Jul 31, 2007
It was only a matter of time before the iPhone private SDK was cracked, and it looks as if that matter of time is Up. This news is exciting to me as an iPhone user, but also as a programmer. Assuming Apple doesn't patch this, which is a fairly large assumption, the UIKit will just continue to get more and more community documentation, and get easier and easier to work with. There are so many little apps that I want to see, (...for example, a voice record app!) that no bad can come out of this development.
About django_simpleaggregation: Well, one person responded on the mailing list, but that's it. I guess I hoped to get more of a response, given all of the work that went into the documentation and tutorial for it. In hindsight, I should have posted it to both the django-users and the django-developers mailing lists, instead of just the one for developers. But that's not really an option either, as you look like a jerk for crossposting. In any case, I'm sure people will stumble upon it and find it useful.
Google analytics rocks, by the way. I installed it for this site just a few days ago and am amazed by how polished and easy to use it is for a free site. It would be nice to get more frequent updates on the metrics, but hey, it's free! Not only is it good for figuring out where your traffic is coming from (mine is coming from Europe, mostly), but its good for finding out what people are looking at. In my case, embarrassingly enough, people are looking at that old unfinished django gallery app tutorial.
Besides all of this geeky stuff that this blog is usually about, I've recently started watching the BBC-produced TV show Jekyll. It sounds like a terrible idea for a series, and maybe it is, but it's got me hooked. There's something intrinsically great about a story where one is constantly learning/discovering.

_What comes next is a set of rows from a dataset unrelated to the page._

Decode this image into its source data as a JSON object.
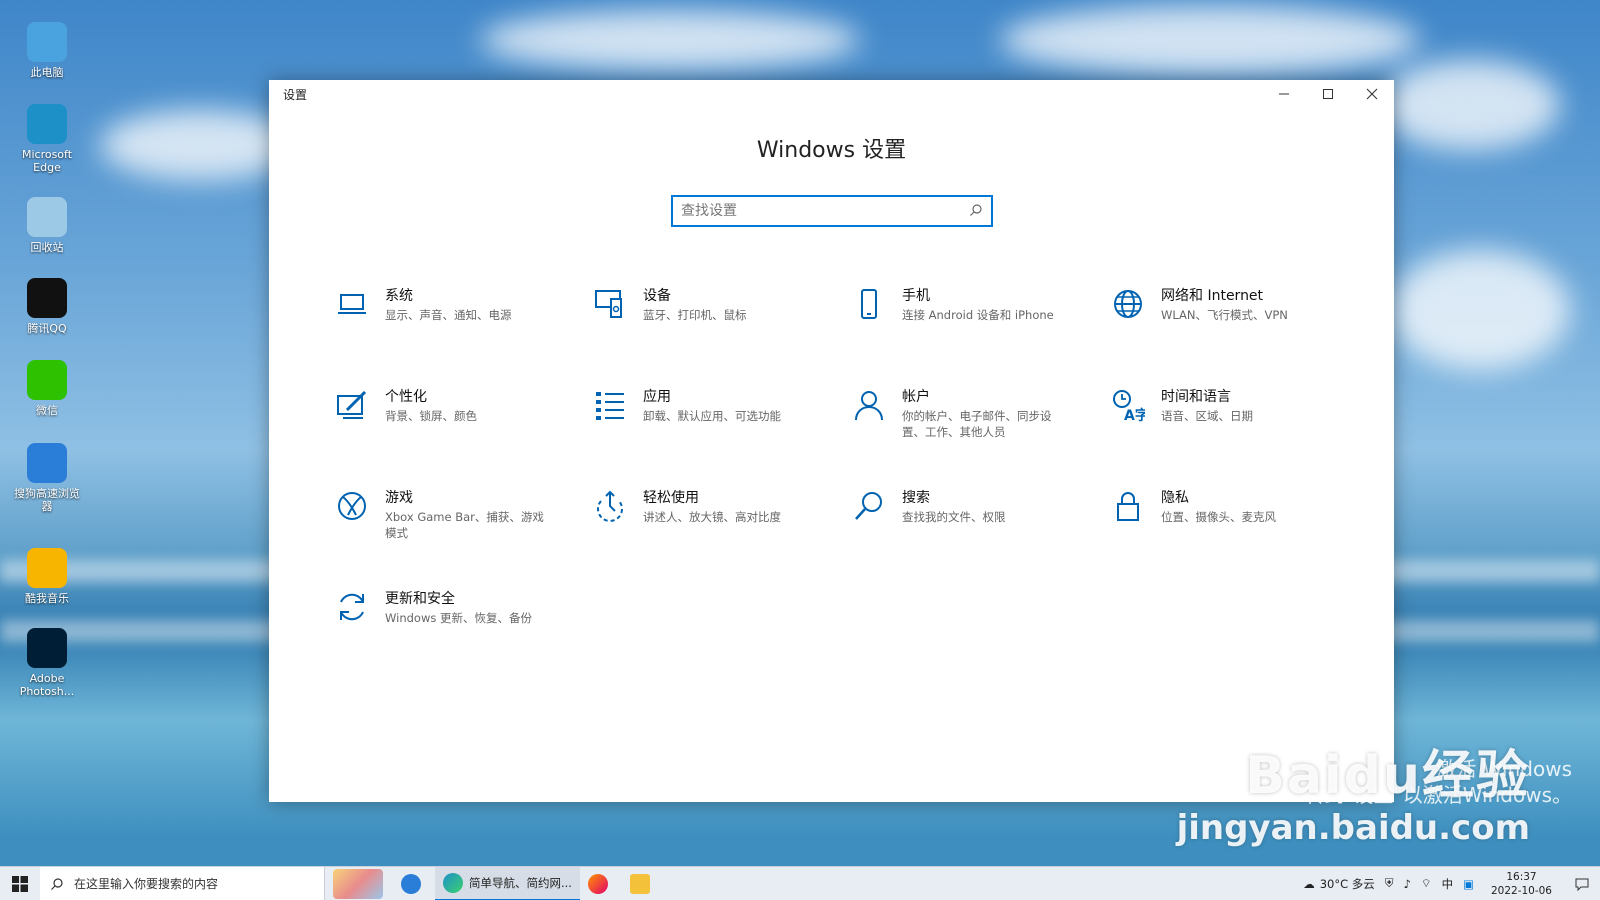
{
  "desktop": {
    "icons": [
      {
        "label": "此电脑",
        "icon": "computer-icon",
        "color": "#4aa3df"
      },
      {
        "label": "Microsoft Edge",
        "icon": "edge-icon",
        "color": "#1e90c8"
      },
      {
        "label": "回收站",
        "icon": "recycle-bin-icon",
        "color": "#9cc9e6"
      },
      {
        "label": "腾讯QQ",
        "icon": "qq-icon",
        "color": "#111111"
      },
      {
        "label": "微信",
        "icon": "wechat-icon",
        "color": "#2dc100"
      },
      {
        "label": "搜狗高速浏览器",
        "icon": "sogou-browser-icon",
        "color": "#2a7ed8"
      },
      {
        "label": "酷我音乐",
        "icon": "kuwo-music-icon",
        "color": "#f7b500"
      },
      {
        "label": "Adobe Photosh...",
        "icon": "photoshop-icon",
        "color": "#001e36"
      }
    ]
  },
  "window": {
    "title": "设置",
    "controls": {
      "minimize": "minimize-icon",
      "maximize": "maximize-icon",
      "close": "close-icon"
    }
  },
  "main": {
    "heading": "Windows 设置",
    "search": {
      "placeholder": "查找设置",
      "value": ""
    },
    "tiles": [
      {
        "name": "系统",
        "desc": "显示、声音、通知、电源",
        "icon": "laptop-icon"
      },
      {
        "name": "设备",
        "desc": "蓝牙、打印机、鼠标",
        "icon": "devices-icon"
      },
      {
        "name": "手机",
        "desc": "连接 Android 设备和 iPhone",
        "icon": "phone-icon"
      },
      {
        "name": "网络和 Internet",
        "desc": "WLAN、飞行模式、VPN",
        "icon": "globe-icon"
      },
      {
        "name": "个性化",
        "desc": "背景、锁屏、颜色",
        "icon": "personalization-icon"
      },
      {
        "name": "应用",
        "desc": "卸载、默认应用、可选功能",
        "icon": "apps-list-icon"
      },
      {
        "name": "帐户",
        "desc": "你的帐户、电子邮件、同步设置、工作、其他人员",
        "icon": "person-icon"
      },
      {
        "name": "时间和语言",
        "desc": "语音、区域、日期",
        "icon": "time-language-icon"
      },
      {
        "name": "游戏",
        "desc": "Xbox Game Bar、捕获、游戏模式",
        "icon": "xbox-icon"
      },
      {
        "name": "轻松使用",
        "desc": "讲述人、放大镜、高对比度",
        "icon": "ease-of-access-icon"
      },
      {
        "name": "搜索",
        "desc": "查找我的文件、权限",
        "icon": "search-icon"
      },
      {
        "name": "隐私",
        "desc": "位置、摄像头、麦克风",
        "icon": "lock-icon"
      },
      {
        "name": "更新和安全",
        "desc": "Windows 更新、恢复、备份",
        "icon": "update-icon"
      }
    ]
  },
  "taskbar": {
    "search_placeholder": "在这里输入你要搜索的内容",
    "apps": [
      {
        "label": "",
        "icon": "sogou-browser-icon"
      },
      {
        "label": "简单导航、简约网...",
        "icon": "edge-icon"
      },
      {
        "label": "",
        "icon": "firefox-icon"
      },
      {
        "label": "",
        "icon": "file-explorer-icon"
      }
    ],
    "weather": "30°C 多云",
    "ime": "中",
    "time": "16:37",
    "date": "2022-10-06"
  },
  "watermark": {
    "logo": "Baidu经验",
    "url": "jingyan.baidu.com",
    "activate_line1": "激活 Windows",
    "activate_line2": "转到\"设置\"以激活Windows。"
  },
  "colors": {
    "accent": "#0078d7",
    "icon_blue": "#0063b1"
  }
}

Think about the first time you saw the first Matrix movie, and they started explaining what the Matrix was, or in Memento when you finally started getting the necessary information to piece everything together, or even in The Usual Suspects, when you find out about Kaiser Sose. It's the same thing with every episode of Jekyll. The first episode, you know just a tiny sliver of information about the overall story, and as they reveal more information, what you automatically assumed ended up being wrong.